How to Create a Grocery Pricebook

Tips to help save money on everyday groceries and get the best dealsHave you ever gone shopping for groceries and stocked up on things, only to find out that they went on sale the following week? It’s annoying, right?

I don’t know about you, but I hate spending more than I need to on the items I buy on a regular basis.

To avoid that, I’ve made note of what constitutes a good (or great!) price on those items and where it’s typically best to get them at.

Get the right things at the best prices

Setting up a price book allows you to buy the right items at the right places, for the best prices. In my case, I focus more on the right places part — knowing that I’m already saving money on all types of groceries just by doing that much.

I also stock up when I see non-perishable items at their best (or close to best) prices at those locations. For the most part I stick with a nearby grocery store + Costco. I don’t like to drive all over town (wasting gas in the process) so this works best for me.

How it works

Generally speaking there will be some types of food that are better to buy at the grocery store, and other types that are consistently less expensive at other stores. For example, items like meat and breads that can be frozen are almost always cheaper at the warehouse stores. Canned goods may be cheaper at stores like Target. Grocery store sale prices may beat them all. But how do you know for sure?

The easiest way is to compare prices between grocery stores and other food stores by keeping a price book. To start one, save your receipts the next time you go shopping, and note the prices of things you usually buy. Then go to the other stores you’re interested in and write down their prices for those same items.

In each case, note whether or not the items in question were on sale, and mark down the price per ounce or gram (in addition to the total price). I’m sure there are apps to help out with this too if you’d rather do it that way.

The savings will add up

After just a couple of trips to each store it will become obvious which items are consistently cheaper where, and you can then focus on only buying those items at those locations. Over time, you’ll also be able to tell when to really stock up on individual items like toothpaste, toiletries, canned or jarred goods, and other items with a long shelf life.

A caveat

Of course, to really save money by buying food at the stores where they are priced lowest, you have to be sure to buy ONLY the items you came for. If you walk into Target and get a great deal on a can of chili but throw in a hundred dollars worth of bedding, you’re better off sticking to the grocery store and avoiding the bedding temptation.

Using a grocery price book wisely can really save you money on the things you buy regularly, especially if you also use it in conjunction with Karen’s receipt technique. So if you haven’t tried one or both of these yet, give them a shot and watch your savings add up.

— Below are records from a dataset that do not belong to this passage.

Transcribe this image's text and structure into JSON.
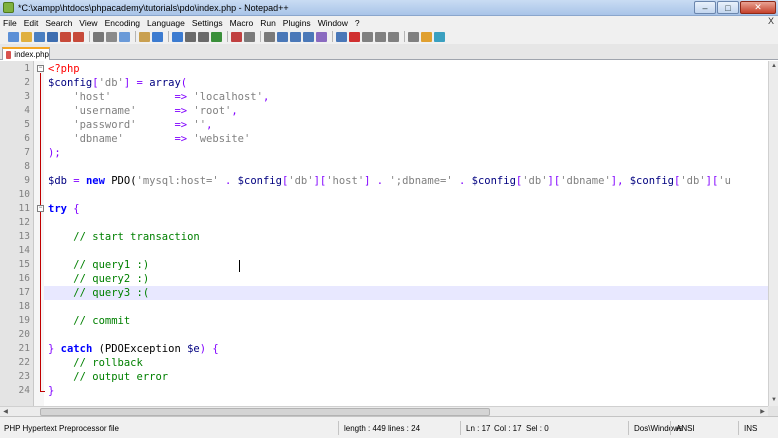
{
  "window": {
    "title": "*C:\\xampp\\htdocs\\phpacademy\\tutorials\\pdo\\index.php - Notepad++",
    "minimize": "–",
    "maximize": "□",
    "close": "✕"
  },
  "menu": {
    "items": [
      "File",
      "Edit",
      "Search",
      "View",
      "Encoding",
      "Language",
      "Settings",
      "Macro",
      "Run",
      "Plugins",
      "Window",
      "?"
    ],
    "close_glyph": "X"
  },
  "toolbar": {
    "icons": [
      "new-file-icon",
      "open-file-icon",
      "save-icon",
      "save-all-icon",
      "close-icon",
      "close-all-icon",
      "print-icon",
      "cut-icon",
      "copy-icon",
      "paste-icon",
      "undo-icon",
      "redo-icon",
      "find-icon",
      "replace-icon",
      "zoom-in-icon",
      "zoom-out-icon",
      "sync-v-icon",
      "sync-h-icon",
      "word-wrap-icon",
      "all-chars-icon",
      "indent-guide-icon",
      "user-lang-icon",
      "doc-map-icon",
      "record-macro-icon",
      "stop-macro-icon",
      "play-macro-icon",
      "run-macro-multiple-icon",
      "save-macro-icon",
      "spell-check-icon",
      "plugin-icon"
    ]
  },
  "tabs": [
    {
      "label": "index.php",
      "active": true
    }
  ],
  "editor": {
    "current_line": 17,
    "lines": [
      {
        "n": "1",
        "tokens": [
          {
            "t": "<?php",
            "c": "php-tag"
          }
        ]
      },
      {
        "n": "2",
        "tokens": [
          {
            "t": "$config",
            "c": "var"
          },
          {
            "t": "[",
            "c": "op"
          },
          {
            "t": "'db'",
            "c": "str"
          },
          {
            "t": "] = ",
            "c": "op"
          },
          {
            "t": "array",
            "c": "fn"
          },
          {
            "t": "(",
            "c": "op"
          }
        ]
      },
      {
        "n": "3",
        "tokens": [
          {
            "t": "    'host'          ",
            "c": "str"
          },
          {
            "t": "=> ",
            "c": "op"
          },
          {
            "t": "'localhost'",
            "c": "str"
          },
          {
            "t": ",",
            "c": "op"
          }
        ]
      },
      {
        "n": "4",
        "tokens": [
          {
            "t": "    'username'      ",
            "c": "str"
          },
          {
            "t": "=> ",
            "c": "op"
          },
          {
            "t": "'root'",
            "c": "str"
          },
          {
            "t": ",",
            "c": "op"
          }
        ]
      },
      {
        "n": "5",
        "tokens": [
          {
            "t": "    'password'      ",
            "c": "str"
          },
          {
            "t": "=> ",
            "c": "op"
          },
          {
            "t": "''",
            "c": "str"
          },
          {
            "t": ",",
            "c": "op"
          }
        ]
      },
      {
        "n": "6",
        "tokens": [
          {
            "t": "    'dbname'        ",
            "c": "str"
          },
          {
            "t": "=> ",
            "c": "op"
          },
          {
            "t": "'website'",
            "c": "str"
          }
        ]
      },
      {
        "n": "7",
        "tokens": [
          {
            "t": ");",
            "c": "op"
          }
        ]
      },
      {
        "n": "8",
        "tokens": []
      },
      {
        "n": "9",
        "tokens": [
          {
            "t": "$db",
            "c": "var"
          },
          {
            "t": " = ",
            "c": "op"
          },
          {
            "t": "new",
            "c": "kw"
          },
          {
            "t": " PDO(",
            "c": "plain"
          },
          {
            "t": "'mysql:host='",
            "c": "str"
          },
          {
            "t": " . ",
            "c": "op"
          },
          {
            "t": "$config",
            "c": "var"
          },
          {
            "t": "[",
            "c": "op"
          },
          {
            "t": "'db'",
            "c": "str"
          },
          {
            "t": "][",
            "c": "op"
          },
          {
            "t": "'host'",
            "c": "str"
          },
          {
            "t": "] . ",
            "c": "op"
          },
          {
            "t": "';dbname='",
            "c": "str"
          },
          {
            "t": " . ",
            "c": "op"
          },
          {
            "t": "$config",
            "c": "var"
          },
          {
            "t": "[",
            "c": "op"
          },
          {
            "t": "'db'",
            "c": "str"
          },
          {
            "t": "][",
            "c": "op"
          },
          {
            "t": "'dbname'",
            "c": "str"
          },
          {
            "t": "], ",
            "c": "op"
          },
          {
            "t": "$config",
            "c": "var"
          },
          {
            "t": "[",
            "c": "op"
          },
          {
            "t": "'db'",
            "c": "str"
          },
          {
            "t": "][",
            "c": "op"
          },
          {
            "t": "'u",
            "c": "str"
          }
        ]
      },
      {
        "n": "10",
        "tokens": []
      },
      {
        "n": "11",
        "tokens": [
          {
            "t": "try",
            "c": "kw"
          },
          {
            "t": " {",
            "c": "op"
          }
        ]
      },
      {
        "n": "12",
        "tokens": []
      },
      {
        "n": "13",
        "tokens": [
          {
            "t": "    // start transaction",
            "c": "cm"
          }
        ]
      },
      {
        "n": "14",
        "tokens": []
      },
      {
        "n": "15",
        "tokens": [
          {
            "t": "    // query1 :)",
            "c": "cm"
          }
        ]
      },
      {
        "n": "16",
        "tokens": [
          {
            "t": "    // query2 :)",
            "c": "cm"
          }
        ]
      },
      {
        "n": "17",
        "tokens": [
          {
            "t": "    // query3 :(",
            "c": "cm"
          }
        ]
      },
      {
        "n": "18",
        "tokens": []
      },
      {
        "n": "19",
        "tokens": [
          {
            "t": "    // commit",
            "c": "cm"
          }
        ]
      },
      {
        "n": "20",
        "tokens": []
      },
      {
        "n": "21",
        "tokens": [
          {
            "t": "} ",
            "c": "op"
          },
          {
            "t": "catch",
            "c": "kw"
          },
          {
            "t": " (PDOException ",
            "c": "plain"
          },
          {
            "t": "$e",
            "c": "var"
          },
          {
            "t": ") {",
            "c": "op"
          }
        ]
      },
      {
        "n": "22",
        "tokens": [
          {
            "t": "    // rollback",
            "c": "cm"
          }
        ]
      },
      {
        "n": "23",
        "tokens": [
          {
            "t": "    // output error",
            "c": "cm"
          }
        ]
      },
      {
        "n": "24",
        "tokens": [
          {
            "t": "}",
            "c": "op"
          }
        ]
      }
    ]
  },
  "status": {
    "language": "PHP Hypertext Preprocessor file",
    "length": "length : 449",
    "lines": "lines : 24",
    "ln": "Ln : 17",
    "col": "Col : 17",
    "sel": "Sel : 0",
    "eol": "Dos\\Windows",
    "encoding": "ANSI",
    "mode": "INS"
  },
  "colors": {
    "php_tag": "#ff0000",
    "keyword": "#0000ff",
    "comment": "#008000",
    "string": "#808080",
    "operator": "#8000ff",
    "variable": "#000080",
    "current_line": "#e8e8ff",
    "tab_accent": "#f5a623"
  }
}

4 comments

  • I worked in the food industry for 25 years (before early retiring last week!) and I can say you are dead-on about saving significant money by comparing prices between channels (grocery vs warehouse club) and paying attention to sales. On average, people buy groceries 70 times a year – including both stock-up & fill-in trips. That’s a lot of opportunities to ensure that you are getting the best price!

  • Could you share how your pricebook looks like? I love the idea but it’s been a sometimes it works case for me. Because once I start adding too much stuff it becomes a maze, and I haven’t found one app that is simply good enough to use.

    • At this point mine is just in my head, since I’m very consistent with what I buy and can generally recognize when those things are a good buy. But originally my pricebook was literally just a paper mini notebook that I could flip through and make notes about each item. I’d list the item, the location, and how much it was and then compared after a few trips. It was a little messy since it couldn’t be alphabetized or anything like that but it did the trick.